Records shown
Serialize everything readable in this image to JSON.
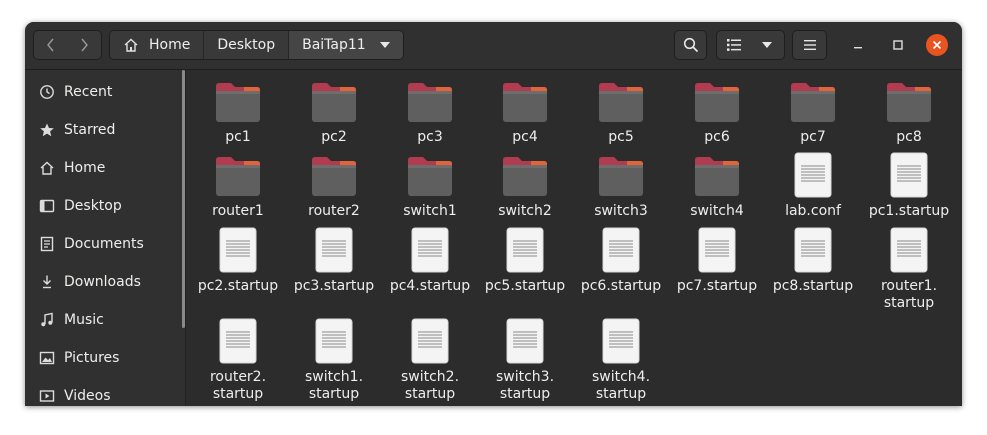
{
  "breadcrumbs": [
    "Home",
    "Desktop",
    "BaiTap11"
  ],
  "sidebar": {
    "items": [
      {
        "label": "Recent",
        "icon": "clock-icon"
      },
      {
        "label": "Starred",
        "icon": "star-icon"
      },
      {
        "label": "Home",
        "icon": "home-icon"
      },
      {
        "label": "Desktop",
        "icon": "desktop-icon"
      },
      {
        "label": "Documents",
        "icon": "document-icon"
      },
      {
        "label": "Downloads",
        "icon": "download-icon"
      },
      {
        "label": "Music",
        "icon": "music-icon"
      },
      {
        "label": "Pictures",
        "icon": "picture-icon"
      },
      {
        "label": "Videos",
        "icon": "video-icon"
      }
    ]
  },
  "files": [
    {
      "name": "pc1",
      "type": "folder"
    },
    {
      "name": "pc2",
      "type": "folder"
    },
    {
      "name": "pc3",
      "type": "folder"
    },
    {
      "name": "pc4",
      "type": "folder"
    },
    {
      "name": "pc5",
      "type": "folder"
    },
    {
      "name": "pc6",
      "type": "folder"
    },
    {
      "name": "pc7",
      "type": "folder"
    },
    {
      "name": "pc8",
      "type": "folder"
    },
    {
      "name": "router1",
      "type": "folder"
    },
    {
      "name": "router2",
      "type": "folder"
    },
    {
      "name": "switch1",
      "type": "folder"
    },
    {
      "name": "switch2",
      "type": "folder"
    },
    {
      "name": "switch3",
      "type": "folder"
    },
    {
      "name": "switch4",
      "type": "folder"
    },
    {
      "name": "lab.conf",
      "type": "text"
    },
    {
      "name": "pc1.startup",
      "type": "text"
    },
    {
      "name": "pc2.startup",
      "type": "text"
    },
    {
      "name": "pc3.startup",
      "type": "text"
    },
    {
      "name": "pc4.startup",
      "type": "text"
    },
    {
      "name": "pc5.startup",
      "type": "text"
    },
    {
      "name": "pc6.startup",
      "type": "text"
    },
    {
      "name": "pc7.startup",
      "type": "text"
    },
    {
      "name": "pc8.startup",
      "type": "text"
    },
    {
      "name": "router1.\nstartup",
      "type": "text"
    },
    {
      "name": "router2.\nstartup",
      "type": "text"
    },
    {
      "name": "switch1.\nstartup",
      "type": "text"
    },
    {
      "name": "switch2.\nstartup",
      "type": "text"
    },
    {
      "name": "switch3.\nstartup",
      "type": "text"
    },
    {
      "name": "switch4.\nstartup",
      "type": "text"
    }
  ],
  "colors": {
    "accent": "#e95420",
    "folder_body": "#5f5f5f",
    "folder_tab": "#b13b4f",
    "background": "#2c2c2c"
  }
}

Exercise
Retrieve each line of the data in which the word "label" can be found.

Result below
        "label": "Recent",
        "label": "Starred",
        "label": "Home",
        "label": "Desktop",
        "label": "Documents",
        "label": "Downloads",
        "label": "Music",
        "label": "Pictures",
        "label": "Videos",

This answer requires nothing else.